Study population and setting
The objective of the study was to determine the acceptability and willingness to use a mobile phone application (“app”) facilitating digital contact tracing for COVID-19. The investigators implemented an online survey with a socio-demographically representative sample of adults (N = 5,995) in four European countries (France, Germany, Italy, and the United Kingdom) and the United States. The surveys evaluated user acceptance of the app under different installation methods (voluntary installation or automatic installation), comparing across participant socio-demographic characteristics, political affiliations/beliefs, and COVID-19 epidemic properties in participants’ country of residence.
Summary of Main Findings
Across countries, three-fourths (75%) of respondents expressed willingness to download the app onto their mobile phones, and over two-thirds (68%) reported desire to keep the app installed on their devices if automatically downloaded. Self-reported reasons for supporting the app included a desire to protect friends/family, obligations towards community, and perceived effectiveness of stopping the spread of COVID-19. Other factors associated with app support included carrying a cellphone regularly, having a chronic health condition, and higher self-reported trust in the government. Sources of opposition for using the app revolved around concerns regarding government surveillance and phone security. Support for both voluntary and automatic installation was higher among participants in the United Kingdom, Italy, and France compared to Germany and the United States, respectively. No differences in app support across socio-demographic characteristics (i.e., age, gender) or among participants in countries with different COVID-19 mortality profiles were observed.

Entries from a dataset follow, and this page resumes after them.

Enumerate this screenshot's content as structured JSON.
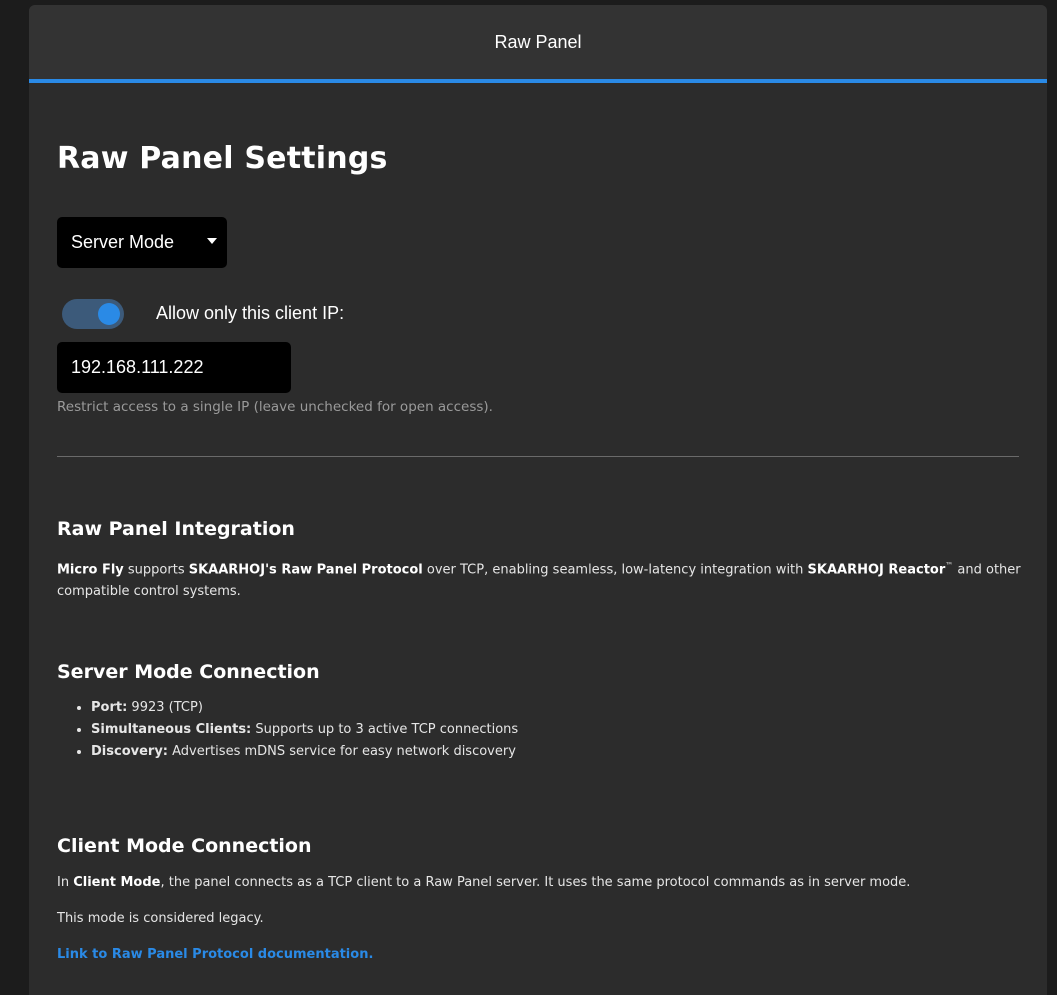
{
  "header": {
    "title": "Raw Panel"
  },
  "settings": {
    "title": "Raw Panel Settings",
    "mode_select": {
      "value": "Server Mode"
    },
    "allow_ip": {
      "label": "Allow only this client IP:",
      "enabled": true
    },
    "ip_field": {
      "value": "192.168.111.222"
    },
    "help": "Restrict access to a single IP (leave unchecked for open access)."
  },
  "integration": {
    "heading": "Raw Panel Integration",
    "product": "Micro Fly",
    "t1": " supports ",
    "protocol": "SKAARHOJ's Raw Panel Protocol",
    "t2": " over TCP, enabling seamless, low-latency integration with ",
    "reactor": "SKAARHOJ Reactor",
    "tm": "™",
    "t3": " and other compatible control systems."
  },
  "server_mode": {
    "heading": "Server Mode Connection",
    "items": [
      {
        "key": "Port:",
        "value": " 9923 (TCP)"
      },
      {
        "key": "Simultaneous Clients:",
        "value": " Supports up to 3 active TCP connections"
      },
      {
        "key": "Discovery:",
        "value": " Advertises mDNS service for easy network discovery"
      }
    ]
  },
  "client_mode": {
    "heading": "Client Mode Connection",
    "p1_pre": "In ",
    "p1_bold": "Client Mode",
    "p1_post": ", the panel connects as a TCP client to a Raw Panel server. It uses the same protocol commands as in server mode.",
    "p2": "This mode is considered legacy.",
    "link": "Link to Raw Panel Protocol documentation."
  },
  "colors": {
    "accent": "#2a8ae6",
    "panel": "#2c2c2c",
    "header": "#333333",
    "background": "#1c1c1c"
  }
}
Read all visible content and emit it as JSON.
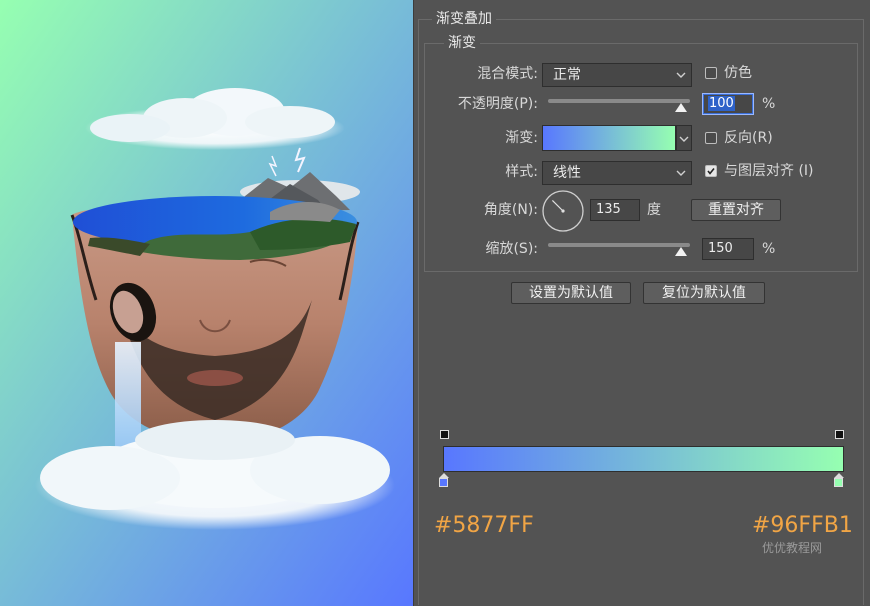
{
  "panel": {
    "section_title": "渐变叠加",
    "group_title": "渐变",
    "blend_mode": {
      "label": "混合模式:",
      "value": "正常"
    },
    "dither": {
      "label": "仿色",
      "checked": false
    },
    "opacity": {
      "label": "不透明度(P):",
      "value": "100",
      "unit": "%",
      "level": 1.0
    },
    "gradient": {
      "label": "渐变:"
    },
    "reverse": {
      "label": "反向(R)",
      "checked": false
    },
    "style": {
      "label": "样式:",
      "value": "线性"
    },
    "align_layer": {
      "label": "与图层对齐 (I)",
      "checked": true
    },
    "angle": {
      "label": "角度(N):",
      "value": "135",
      "unit": "度",
      "degrees": 135
    },
    "reset_align_button": "重置对齐",
    "scale": {
      "label": "缩放(S):",
      "value": "150",
      "unit": "%",
      "level": 1.0
    },
    "set_default_button": "设置为默认值",
    "reset_default_button": "复位为默认值"
  },
  "gradient_editor": {
    "start_color": "#5877FF",
    "end_color": "#96FFB1",
    "start_label": "#5877FF",
    "end_label": "#96FFB1"
  },
  "watermark": "优优教程网",
  "colors": {
    "panel_bg": "#535353",
    "accent_label": "#F1A545",
    "art_bg_top": "#96FFB1",
    "art_bg_bottom": "#5877FF"
  }
}
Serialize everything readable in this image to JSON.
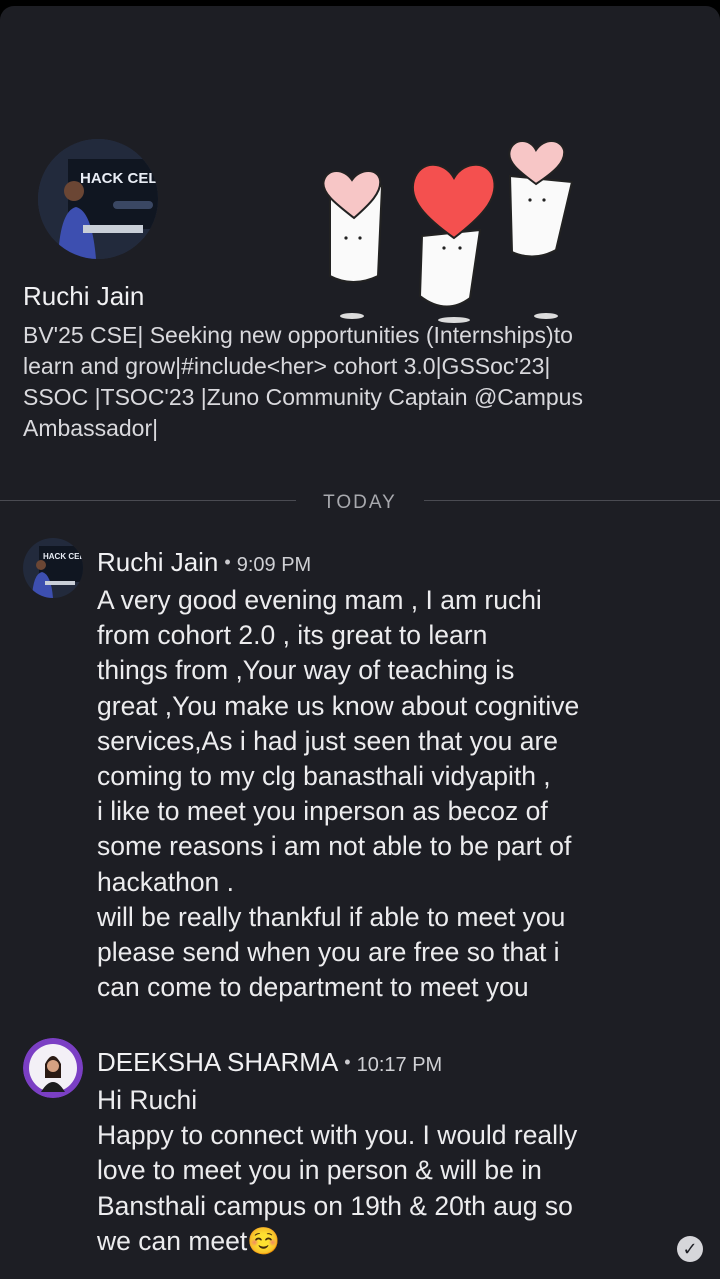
{
  "profile": {
    "name": "Ruchi Jain",
    "avatar_text": "HACK CELE",
    "bio_lines": [
      "BV'25 CSE| Seeking new opportunities (Internships)to",
      "learn and grow|#include<her> cohort 3.0|GSSoc'23|",
      "SSOC |TSOC'23 |Zuno Community Captain @Campus",
      "Ambassador|"
    ]
  },
  "divider_label": "TODAY",
  "messages": [
    {
      "sender": "Ruchi Jain",
      "time": "9:09 PM",
      "avatar_text": "HACK CELE",
      "lines": [
        "A very good evening mam , I am ruchi",
        "from cohort 2.0 , its great to learn",
        "things from ,Your way of teaching is",
        "great ,You make us know about cognitive",
        "services,As i had just seen that you are",
        "coming to my clg banasthali vidyapith ,",
        "i like to meet you inperson as becoz of",
        "some reasons i am not able to be part of",
        "hackathon .",
        "will be really thankful if able to meet you",
        "please send when you are free so that i",
        "can come to department to meet  you"
      ]
    },
    {
      "sender": "DEEKSHA SHARMA",
      "time": "10:17 PM",
      "lines": [
        "Hi Ruchi",
        "Happy to connect with you. I would really",
        "love to meet you in person & will be in",
        "Bansthali campus on 19th & 20th aug so",
        "we can meet☺️"
      ]
    }
  ],
  "colors": {
    "background": "#1d1e24",
    "heart": "#f4504f",
    "heart_light": "#f7c6c6",
    "avatar_ring": "#7b3fc4"
  },
  "icons": [
    "heart-sticker",
    "sent-check-icon"
  ]
}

The investigators included questions gauging support for digital contact tracing applications under different installation scenarios. Participant recruitment in multiple countries also helps generalize the findings to populations in different epidemic contexts, and understand user preferences in different settings. The investigators also reproduced their analyses using different statistical models (with different parameters and underlying assumptions) in order to corroborate the quantitative findings.
Fewer than two-thirds (59%) of sampled individuals were included following the online comprehension check prior to survey administration, which is highly suggestive of response and selection biases that may reduce the representativeness of survey participants. The survey did not include additional behavioral questions that may influence user acceptance of and willingness to use a digital contact tracing app, including self-reported adherence to physical distancing ordinances and perceived risk of COVID-19 infection. Lastly, the authors measured interest in a hypothetical digital contact tracing app, which may not align with actual user behavior towards the mobile app (particularly since the details and characteristics of an app were not available to participants at the time of survey administration).
This is among the first studies to measure willingness to use digital contact tracing apps in a large population-based sample recruited from various high-income countries.